PROBLEM: Your copy should match the records exactly, apart from the pictures, which stay out.

Items from an interface collection:
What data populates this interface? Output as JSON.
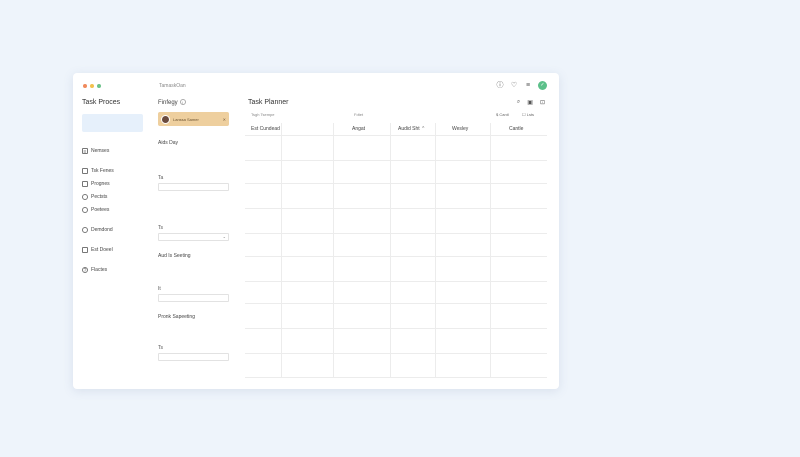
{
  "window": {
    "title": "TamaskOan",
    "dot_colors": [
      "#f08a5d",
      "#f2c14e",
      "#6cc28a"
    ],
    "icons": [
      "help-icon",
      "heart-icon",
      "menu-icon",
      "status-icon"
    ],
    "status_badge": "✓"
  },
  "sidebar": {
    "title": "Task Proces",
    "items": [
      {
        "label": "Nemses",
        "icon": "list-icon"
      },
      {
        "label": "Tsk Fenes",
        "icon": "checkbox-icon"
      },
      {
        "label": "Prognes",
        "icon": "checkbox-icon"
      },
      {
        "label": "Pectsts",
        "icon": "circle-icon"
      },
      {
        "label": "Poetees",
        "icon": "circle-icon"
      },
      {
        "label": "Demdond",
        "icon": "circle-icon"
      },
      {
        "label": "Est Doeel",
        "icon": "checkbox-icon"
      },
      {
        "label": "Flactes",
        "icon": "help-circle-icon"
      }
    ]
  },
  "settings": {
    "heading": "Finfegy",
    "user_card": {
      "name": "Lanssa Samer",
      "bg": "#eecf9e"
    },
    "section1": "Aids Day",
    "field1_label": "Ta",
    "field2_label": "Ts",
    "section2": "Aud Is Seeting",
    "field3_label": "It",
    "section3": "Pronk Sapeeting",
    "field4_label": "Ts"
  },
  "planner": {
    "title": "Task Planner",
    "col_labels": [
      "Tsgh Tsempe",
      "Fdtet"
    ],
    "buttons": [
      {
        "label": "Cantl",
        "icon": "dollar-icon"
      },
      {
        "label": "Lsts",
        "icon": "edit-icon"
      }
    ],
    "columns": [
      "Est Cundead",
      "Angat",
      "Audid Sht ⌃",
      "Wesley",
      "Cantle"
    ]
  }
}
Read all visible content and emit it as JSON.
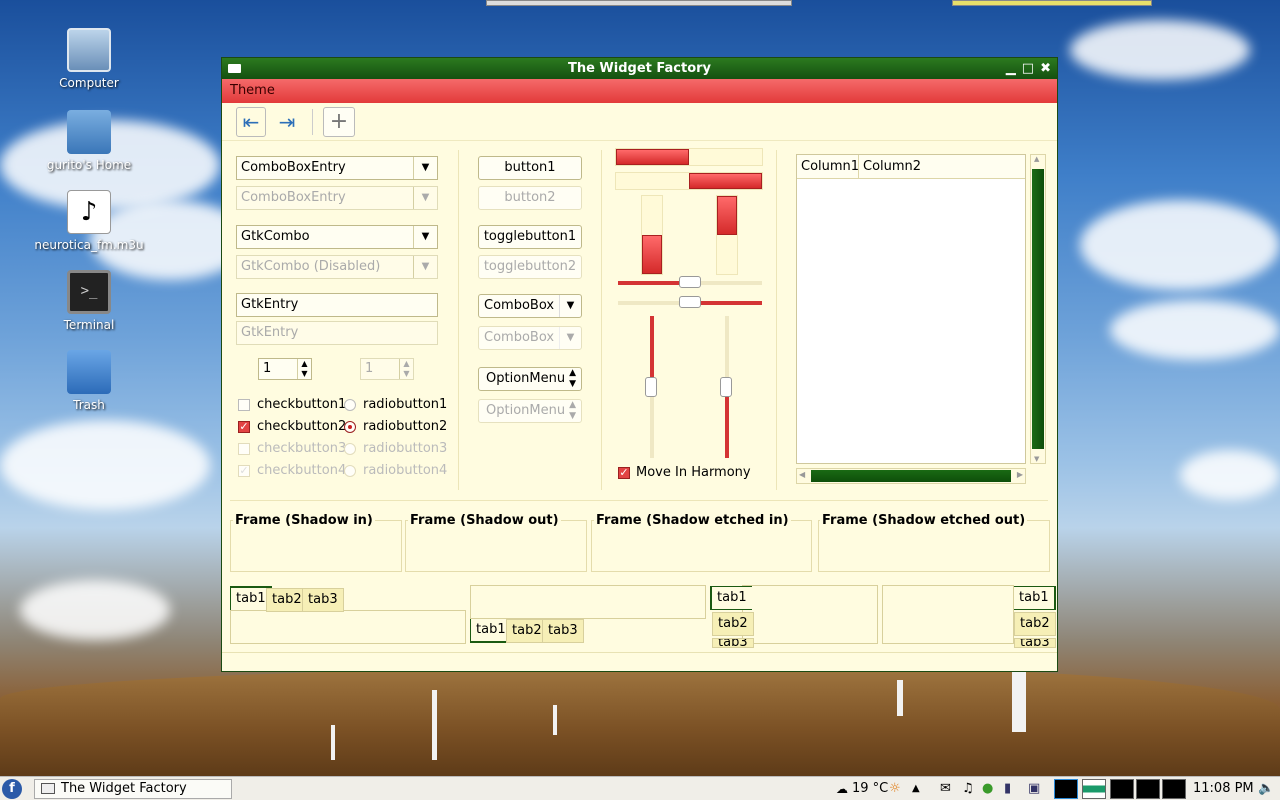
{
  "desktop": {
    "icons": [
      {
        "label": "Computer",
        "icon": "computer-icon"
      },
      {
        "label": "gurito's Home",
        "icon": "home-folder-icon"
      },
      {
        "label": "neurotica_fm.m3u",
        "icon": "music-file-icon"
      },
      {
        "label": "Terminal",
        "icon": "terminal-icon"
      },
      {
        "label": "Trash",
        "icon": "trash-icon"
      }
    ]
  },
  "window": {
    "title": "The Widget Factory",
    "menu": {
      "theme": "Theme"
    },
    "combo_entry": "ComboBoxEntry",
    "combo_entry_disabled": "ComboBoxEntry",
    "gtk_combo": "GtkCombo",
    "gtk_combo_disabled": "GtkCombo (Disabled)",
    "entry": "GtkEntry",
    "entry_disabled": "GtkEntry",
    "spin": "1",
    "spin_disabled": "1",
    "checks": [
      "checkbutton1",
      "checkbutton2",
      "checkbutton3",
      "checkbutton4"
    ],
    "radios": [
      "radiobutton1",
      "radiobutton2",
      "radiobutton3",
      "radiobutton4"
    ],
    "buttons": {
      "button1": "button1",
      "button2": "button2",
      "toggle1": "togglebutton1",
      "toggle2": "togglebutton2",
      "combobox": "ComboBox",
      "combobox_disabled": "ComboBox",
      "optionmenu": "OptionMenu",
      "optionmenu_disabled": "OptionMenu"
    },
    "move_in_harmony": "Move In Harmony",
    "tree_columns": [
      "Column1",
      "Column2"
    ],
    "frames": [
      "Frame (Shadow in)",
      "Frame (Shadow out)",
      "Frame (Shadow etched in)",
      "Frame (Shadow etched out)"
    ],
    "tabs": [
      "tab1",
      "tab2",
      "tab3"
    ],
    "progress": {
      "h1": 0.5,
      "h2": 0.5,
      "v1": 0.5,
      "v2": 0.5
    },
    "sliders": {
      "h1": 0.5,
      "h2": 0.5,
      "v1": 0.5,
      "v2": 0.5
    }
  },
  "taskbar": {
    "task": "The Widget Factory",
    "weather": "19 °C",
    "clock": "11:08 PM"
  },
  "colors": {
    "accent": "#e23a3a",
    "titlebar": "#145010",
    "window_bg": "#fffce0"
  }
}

ANSWER FOR THE TASK:
What data populates this interface? Output as JSON.
{
  "window": {
    "title": "TamaskOan",
    "dot_colors": [
      "#f08a5d",
      "#f2c14e",
      "#6cc28a"
    ],
    "icons": [
      "help-icon",
      "heart-icon",
      "menu-icon",
      "status-icon"
    ],
    "status_badge": "✓"
  },
  "sidebar": {
    "title": "Task Proces",
    "items": [
      {
        "label": "Nemses",
        "icon": "list-icon"
      },
      {
        "label": "Tsk Fenes",
        "icon": "checkbox-icon"
      },
      {
        "label": "Prognes",
        "icon": "checkbox-icon"
      },
      {
        "label": "Pectsts",
        "icon": "circle-icon"
      },
      {
        "label": "Poetees",
        "icon": "circle-icon"
      },
      {
        "label": "Demdond",
        "icon": "circle-icon"
      },
      {
        "label": "Est Doeel",
        "icon": "checkbox-icon"
      },
      {
        "label": "Flactes",
        "icon": "help-circle-icon"
      }
    ]
  },
  "settings": {
    "heading": "Finfegy",
    "user_card": {
      "name": "Lanssa Samer",
      "bg": "#eecf9e"
    },
    "section1": "Aids Day",
    "field1_label": "Ta",
    "field2_label": "Ts",
    "section2": "Aud Is Seeting",
    "field3_label": "It",
    "section3": "Pronk Sapeeting",
    "field4_label": "Ts"
  },
  "planner": {
    "title": "Task Planner",
    "col_labels": [
      "Tsgh Tsempe",
      "Fdtet"
    ],
    "buttons": [
      {
        "label": "Cantl",
        "icon": "dollar-icon"
      },
      {
        "label": "Lsts",
        "icon": "edit-icon"
      }
    ],
    "columns": [
      "Est Cundead",
      "Angat",
      "Audid Sht ⌃",
      "Wesley",
      "Cantle"
    ]
  }
}
Read all visible content and emit it as JSON.
{
  "desktop": {
    "icons": [
      {
        "label": "Computer",
        "icon": "computer-icon"
      },
      {
        "label": "gurito's Home",
        "icon": "home-folder-icon"
      },
      {
        "label": "neurotica_fm.m3u",
        "icon": "music-file-icon"
      },
      {
        "label": "Terminal",
        "icon": "terminal-icon"
      },
      {
        "label": "Trash",
        "icon": "trash-icon"
      }
    ]
  },
  "window": {
    "title": "The Widget Factory",
    "menu": {
      "theme": "Theme"
    },
    "combo_entry": "ComboBoxEntry",
    "combo_entry_disabled": "ComboBoxEntry",
    "gtk_combo": "GtkCombo",
    "gtk_combo_disabled": "GtkCombo (Disabled)",
    "entry": "GtkEntry",
    "entry_disabled": "GtkEntry",
    "spin": "1",
    "spin_disabled": "1",
    "checks": [
      "checkbutton1",
      "checkbutton2",
      "checkbutton3",
      "checkbutton4"
    ],
    "radios": [
      "radiobutton1",
      "radiobutton2",
      "radiobutton3",
      "radiobutton4"
    ],
    "buttons": {
      "button1": "button1",
      "button2": "button2",
      "toggle1": "togglebutton1",
      "toggle2": "togglebutton2",
      "combobox": "ComboBox",
      "combobox_disabled": "ComboBox",
      "optionmenu": "OptionMenu",
      "optionmenu_disabled": "OptionMenu"
    },
    "move_in_harmony": "Move In Harmony",
    "tree_columns": [
      "Column1",
      "Column2"
    ],
    "frames": [
      "Frame (Shadow in)",
      "Frame (Shadow out)",
      "Frame (Shadow etched in)",
      "Frame (Shadow etched out)"
    ],
    "tabs": [
      "tab1",
      "tab2",
      "tab3"
    ],
    "progress": {
      "h1": 0.5,
      "h2": 0.5,
      "v1": 0.5,
      "v2": 0.5
    },
    "sliders": {
      "h1": 0.5,
      "h2": 0.5,
      "v1": 0.5,
      "v2": 0.5
    }
  },
  "taskbar": {
    "task": "The Widget Factory",
    "weather": "19 °C",
    "clock": "11:08 PM"
  },
  "colors": {
    "accent": "#e23a3a",
    "titlebar": "#145010",
    "window_bg": "#fffce0"
  }
}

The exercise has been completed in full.